On June 5th through 7th, Bōwst was proud to host NH DevDays 2, which was part of the New Hampshire Drupal Group’s series of contribution sprints. Scott Reeves already wrote a detailed post about what was accomplished during the sprint, so I thought I would share some lessons I learned about organizing sprints in general.
1. Watch this webinar from the Drupal Association.
It contains a lot of great information about how to host a successful sprint. There are a ton of logistical details to follow when organizing any event, and sprints have their own specific set of guidelines. For example, you’re supposed to notify the Drupal Infrastructure Team that you’re having a sprint.
2. Let people use the IDE they are used to.
This suggestion is mostly for the people who need mentoring during the sprint. We had several attendees, including myself, who were relatively new to sprinting (which was great). New contributors already have a lot to do at their first sprint, so having one less thing for them to get used to helps.
3. Teach Git, especially branching.
Git can make the process of contributing so much easier. There are many great Git tutorials out there, but Git Immersion by Neo is my go-to. Speaking of Git…
Keep in mind that since D8 is in active development, attendees may need to pull Drupal on multi-day sprints.
4. Recruit your dream team.
I was fortunate to have a team of some of my favorite Drupalers help plan and execute the code sprint. Chris Wells, Kevin Baringer, and Leslie Glynn joined me on the organizing team for the sprint. They were instrumental in the sprint’s success. Thanks to the Drupal Association’s D8 Accelerate Grant program, Scott and Joël Pittet’s travel expenses were fully funded. Having two of the Drupal 8 theme system — co-maintainers attend the sprint helped us in two ways: first, it allowed us to have on-site experts. Second, it helped legitimize the sprint.
5. A sprint is also a marathon.
Before attending my first sprint, I thought that attendees would just dive right in, silently code for a few hours, then be done. There was some of that, but what I really liked about this sprint was that we actually started slow — really slow. In addition to mentoring first-time sprinters, Chris and Scott spent about an hour walking the entire group through the process of resolving an actual issue. Of course, they could have resolved the issue much more quickly on their own; however, by walking the entire group through the issue step by step, they provided a detailed demonstration of how to do things the right way, which saved time in the long run.
6. Take time to teach.
In addition to mentoring, I recommend taking time to teach every sprint attendee a little bit about the bigger picture of the issue(s) they are sprinting on. Here is one example of what I mean: First, Joël and Scott discussed the concept of generating safe markup in Drupal 8 and how the issues we worked on related to that concept.
7. Feed people well.

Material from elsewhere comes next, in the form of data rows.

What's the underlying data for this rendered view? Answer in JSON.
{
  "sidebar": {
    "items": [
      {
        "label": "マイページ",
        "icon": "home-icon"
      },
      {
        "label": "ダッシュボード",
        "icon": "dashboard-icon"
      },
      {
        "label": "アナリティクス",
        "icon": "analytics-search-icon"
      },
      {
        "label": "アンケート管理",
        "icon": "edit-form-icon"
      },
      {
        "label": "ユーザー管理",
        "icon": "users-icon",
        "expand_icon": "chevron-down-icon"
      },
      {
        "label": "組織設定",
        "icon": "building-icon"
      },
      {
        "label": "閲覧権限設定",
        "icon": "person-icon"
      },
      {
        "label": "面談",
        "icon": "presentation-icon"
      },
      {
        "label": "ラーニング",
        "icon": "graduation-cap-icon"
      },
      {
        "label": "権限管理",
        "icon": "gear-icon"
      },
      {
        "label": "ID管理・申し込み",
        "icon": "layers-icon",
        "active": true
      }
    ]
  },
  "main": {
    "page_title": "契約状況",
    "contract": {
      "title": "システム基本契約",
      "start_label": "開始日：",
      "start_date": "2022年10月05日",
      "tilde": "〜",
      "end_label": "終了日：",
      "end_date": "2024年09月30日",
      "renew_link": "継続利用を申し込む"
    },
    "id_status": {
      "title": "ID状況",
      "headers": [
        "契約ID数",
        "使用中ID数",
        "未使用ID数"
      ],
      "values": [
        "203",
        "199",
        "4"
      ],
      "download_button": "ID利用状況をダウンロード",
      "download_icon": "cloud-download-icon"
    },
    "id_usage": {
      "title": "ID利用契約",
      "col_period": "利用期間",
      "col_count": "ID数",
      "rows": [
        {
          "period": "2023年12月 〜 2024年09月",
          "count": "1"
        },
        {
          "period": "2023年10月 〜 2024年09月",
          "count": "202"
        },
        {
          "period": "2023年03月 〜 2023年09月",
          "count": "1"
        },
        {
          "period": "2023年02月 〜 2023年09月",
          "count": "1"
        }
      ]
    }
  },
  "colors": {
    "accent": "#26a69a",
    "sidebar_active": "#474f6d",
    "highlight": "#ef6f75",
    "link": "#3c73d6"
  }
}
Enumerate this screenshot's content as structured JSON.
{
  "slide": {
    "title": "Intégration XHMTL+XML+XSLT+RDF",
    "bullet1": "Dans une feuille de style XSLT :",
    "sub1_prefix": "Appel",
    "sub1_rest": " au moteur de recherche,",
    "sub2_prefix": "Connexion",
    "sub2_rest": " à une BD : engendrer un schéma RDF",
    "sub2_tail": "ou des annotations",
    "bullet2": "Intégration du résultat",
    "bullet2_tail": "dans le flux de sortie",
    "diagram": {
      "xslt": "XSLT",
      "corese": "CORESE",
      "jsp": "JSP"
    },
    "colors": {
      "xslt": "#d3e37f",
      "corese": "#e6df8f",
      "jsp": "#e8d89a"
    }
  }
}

Having decent meals, a variety of beverages, and multiple snacks is important. Keep in mind that sprinters are either volunteering their time or their company is donating its time.
8. At any given time, at least one person will not be sprinting.
At the end of the day, a sprint is an event, and every successful event needs an event planning team. Someone on that team needs to go on coffee runs, confirm the after-party reservation, and dozens of other event-related tasks. I recommend that you identify that team in advance (see #4 above) and clearly communicate their expectations before, during, and after the sprint. Also, be sure to spread these responsibilities out during the sprint so that one person doesn’t end up handling 100% of the logistics.
9. Pair program.
In an interview with Harvard Business Review, Gina Tripani, one of my favorite tech people, explains how working directly with someone can improve performance. She said, “I think there can be a huge amount of value in cross-pollinating people’s work styles. A few years back, I did a fair amount of pair programming, and while it was at times frustrating and awkward, I learned a lot from seeing how someone else does things and thinks.” I completely agree and suggest that sprinters find a partner with whom to work while sprinting. These partnerships can be fluid and informal, but I encourage you to give it a try. As Gina points out, pair programming is really just collaboration.
10. Roll with the punches.
An event planner once told me that there are no perfect events. It’s true; something will go wrong. For us, one thing that went wrong was that Drupal.org was down for a few hours on Sunday morning. We made the best of the situation, which was completely out of our control. Even when things that are in your control go wrong, don’t worry about it; just fix it as best you can and move on. In closing, I want to encourage you to reach out to people who have organized a sprint before and ask them for some advice. In fact, feel free to contact me directly, and I’ll be happy to help! Happy contributing!